“It’s important to hold members to a higher standard [than the House has done in recent years],” she said. “Mr. Rangel himself has said we need higher standards.”
“It’s a sad day but a necessary day…,” she said. “It’s an important vote for this institution and how we are seen by our employers, the American voters.”
A reprimand would have allowed Rangel to avoid the humiliation of having to stand in the well of the House while Pelosi read the charges and committee’s findings for C-SPAN cameras and the world to see.
The vote deals a serious blow to Rangel’s legacy after a 40-year career in the House where the silver-haired elder statesmen was known for his jocularity, sartorial splendor and celebrated gravelly voice.
A weary and battle-worn Rangel, who spent more than two years fighting the charges, gave a last-ditch plea for leniency on the House floor before the debate over the censure began before a packed House gallery. He spent the days leading up to the vote lobbying colleagues for a reprimand rather than censure.
In a brief statement on the House floor, Rangel apologized to the crowd of lawmakers “or putting you in this very awkward position today.”
Rangel admitted he has made mistakes and said rules are made to be enforced. But Rangel said his mistakes were not severe enough to warrant censure.
Rangel argued “the humiliation of a censure” should not apply to him because the lead counsel on the ethics committee who was acting as a prosecutor at the public trial specifically said he found no evidence of corruption.
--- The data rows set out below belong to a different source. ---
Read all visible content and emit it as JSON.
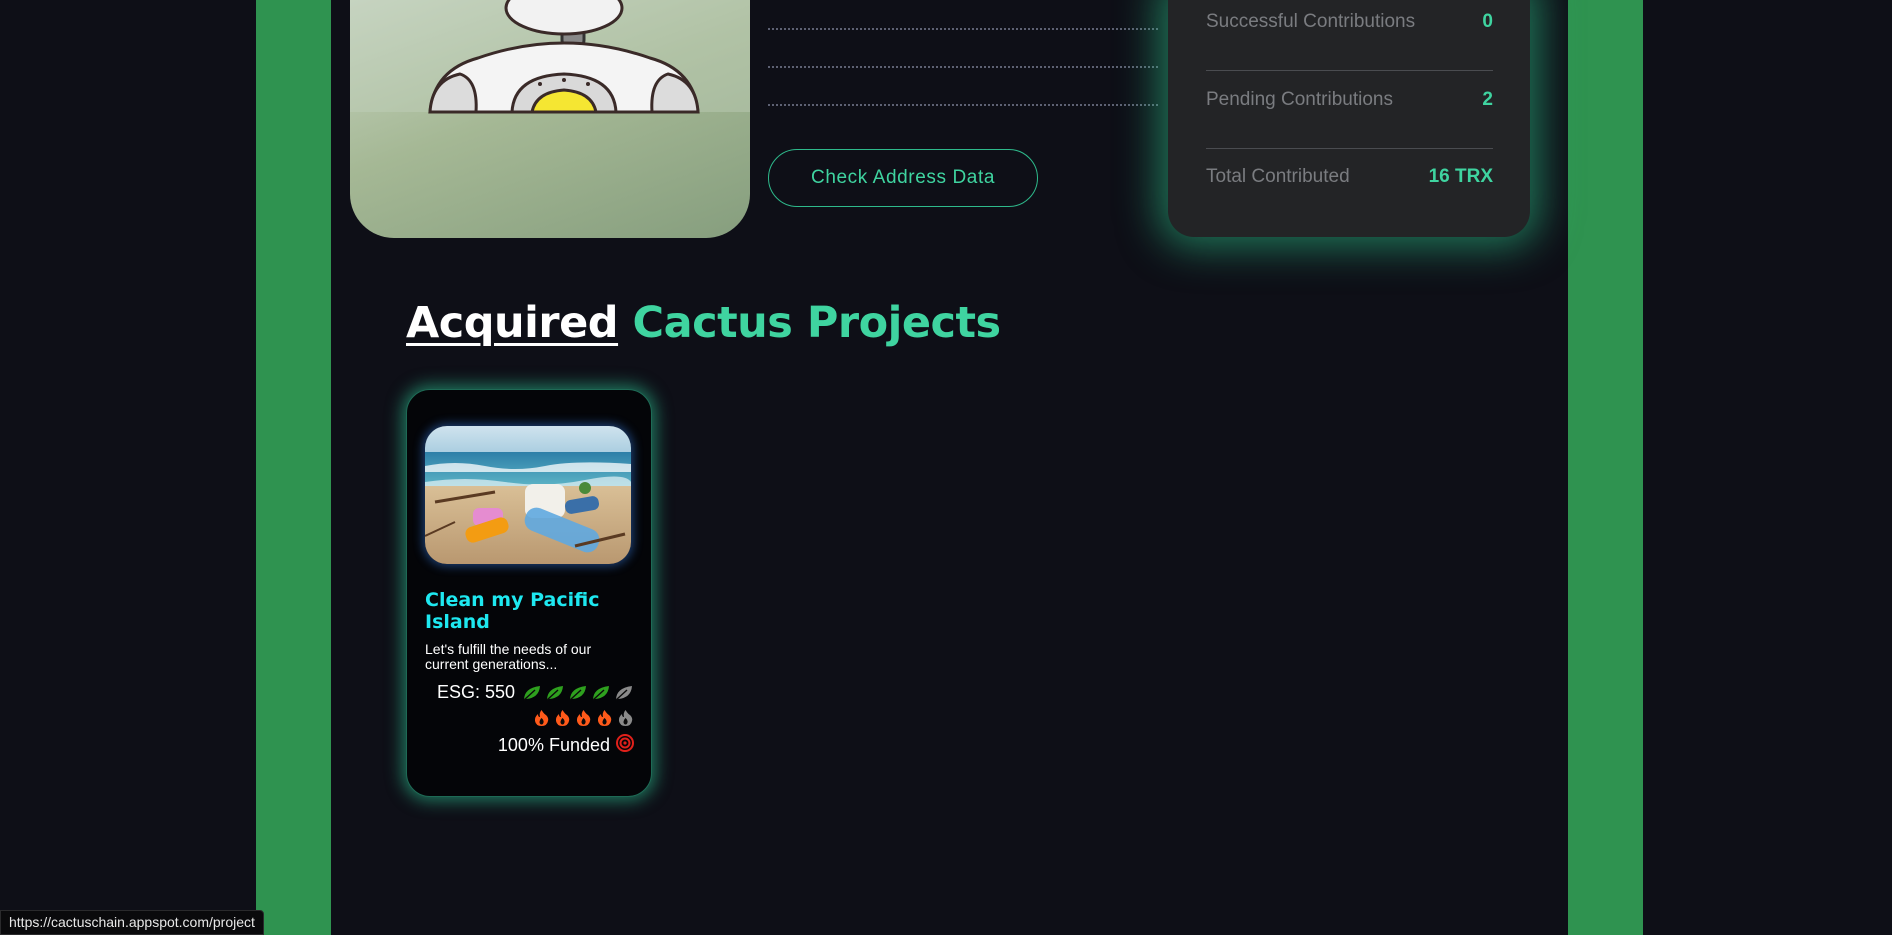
{
  "stats": {
    "rows": [
      {
        "label": "Successful Contributions",
        "value": "0"
      },
      {
        "label": "Pending Contributions",
        "value": "2"
      },
      {
        "label": "Total Contributed",
        "value": "16 TRX"
      }
    ]
  },
  "actions": {
    "check_address": "Check Address Data"
  },
  "section": {
    "title_white": "Acquired",
    "title_green": "Cactus Projects"
  },
  "project": {
    "title": "Clean my Pacific Island",
    "description": "Let's fulfill the needs of our current generations...",
    "esg_label": "ESG: 550",
    "leaf_rating": 4,
    "leaf_max": 5,
    "fire_rating": 4,
    "fire_max": 5,
    "funded": "100% Funded"
  },
  "status_bar": {
    "url": "https://cactuschain.appspot.com/project"
  },
  "colors": {
    "accent": "#3fd4a0",
    "rail": "#2f9350",
    "background": "#0e0f17",
    "title_cyan": "#1ee8f0"
  }
}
He also stressed that he was not convicted of a crime.
During a frenzied period of lobbying for leniency earlier in the afternoon, Rangel’s allies insisted his mistakes did not merit a censure, in part because he did not benefit from his actions.
Butterfield said the last four censures, leveled over the last century, were for “despicable conduct” or acts of “dishonesty.”
“These are not acts of dishonesty,” he said. “What Rangel did was reckless and sloppy.”
Before Thanksgiving an ethics adjudicatory committee convicted Rangel of 11 counts of violating ethics rules. The charges include: improperly using his office to solicit donations for a school of public policy in his name at the City College of New York (CCNY), using a rent-stabilized apartment in Harlem for his campaign office, failing to report more than $600,000 on his financial disclosure report, and failing to pay taxes on rental income from a villa he owns in the Dominican Republic.
In his written statement submitted by his attorneys in July, Rangel said the investigative subcommittee that brought charges against him “acted beyond the scope of its authority” and did not give him enough time to provide a defense, violating the Fifth Amendment’s due process clause. He called their findings “deeply flawed.”
This story was updated at 7:42 p.m.
Mike Lillis, Russell Berman, Molly K. Hooper and Jordan Fabian contributed to this story.